Uncle John knows pretty much everything—and if he doesn’t, he heads his massive research library, or puts one of his many associates on the case. So go ahead: In the comments below, ask Uncle John anything. (And if we answer your question sometime, we’ll send you a free book!)
What exactly are those “chocolate diamonds” I’ve seen advertised?
Diamonds are rare, diamonds are expensive, diamonds are a girl’s best friend, a diamond should cost two months salary, and diamonds should follow the 3 “Cs” of cut, clarity, color, and carat weight. There are a lot of notions out there about diamonds, and almost all of them come to us through years of aggressive marketing by the diamond jewelry industry.
For decades, “chocolate diamonds” have been referred to in the mining industry as, simply enough, “brown diamonds.” Because they’re naturally brown and not clear and shimmery like the more palatable jewelry grade diamonds, they were used for industrial purposes (primarily in huge drill bits for ore mining operations). Why are they brown? Degradation over time and infestation by nickel deposits.
The leading producer of brown diamonds is Australia. However, the diamond industry has developed a process in which high heat and pressure are exerted on brown diamonds and it turns them near-colorless. At any rate, and even with the treatment, brown diamonds are less expensive than naturally clear diamonds.
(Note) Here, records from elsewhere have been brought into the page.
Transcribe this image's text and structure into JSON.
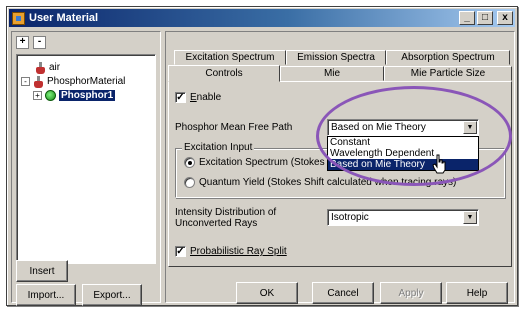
{
  "window": {
    "title": "User Material",
    "controls": {
      "minimize": "_",
      "maximize": "□",
      "close": "x"
    }
  },
  "tree": {
    "collapse_all": "+",
    "expand_all": "-",
    "items": [
      {
        "label": "air",
        "icon": "flask-icon"
      },
      {
        "label": "PhosphorMaterial",
        "icon": "flask-icon",
        "expander": "-"
      },
      {
        "label": "Phosphor1",
        "icon": "phosphor-icon",
        "expander": "+",
        "selected": true
      }
    ]
  },
  "left_buttons": {
    "insert": "Insert",
    "import": "Import...",
    "export": "Export..."
  },
  "tabs": {
    "row1": [
      "Excitation Spectrum",
      "Emission Spectra",
      "Absorption Spectrum"
    ],
    "row2": [
      "Controls",
      "Mie",
      "Mie Particle Size"
    ],
    "active": "Controls"
  },
  "controls": {
    "enable": {
      "label_prefix": "",
      "label_accel": "E",
      "label_rest": "nable",
      "checked": true,
      "mark": "✓"
    },
    "mean_free_path": {
      "label": "Phosphor Mean Free Path",
      "value": "Based on Mie Theory",
      "options": [
        "Constant",
        "Wavelength Dependent",
        "Based on Mie Theory"
      ],
      "selected_index": 2
    },
    "excitation_input": {
      "title": "Excitation Input",
      "option1": "Excitation Spectrum (Stokes",
      "option2": "Quantum Yield (Stokes Shift calculated when tracing rays)",
      "selected": 1
    },
    "intensity_distribution": {
      "label_line1": "Intensity Distribution of",
      "label_line2": "Unconverted Rays",
      "value": "Isotropic"
    },
    "probabilistic_split": {
      "label": "Probabilistic Ray Split",
      "checked": true,
      "mark": "✓"
    }
  },
  "bottom_buttons": {
    "ok": "OK",
    "cancel": "Cancel",
    "apply": "Apply",
    "help": "Help"
  },
  "colors": {
    "highlight": "#0a246a",
    "annotation": "#8a56b8",
    "face": "#d4d0c8"
  }
}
They’re also “cruelty-free”—they’re not mined under poor working conditions in Africa.
In 2000, jeweler Le Vian began buying up large quantities of brown diamonds…and kept them brown. They came up with a marketing term to make them more palatable, and they trademarked it: Chocolate Diamonds.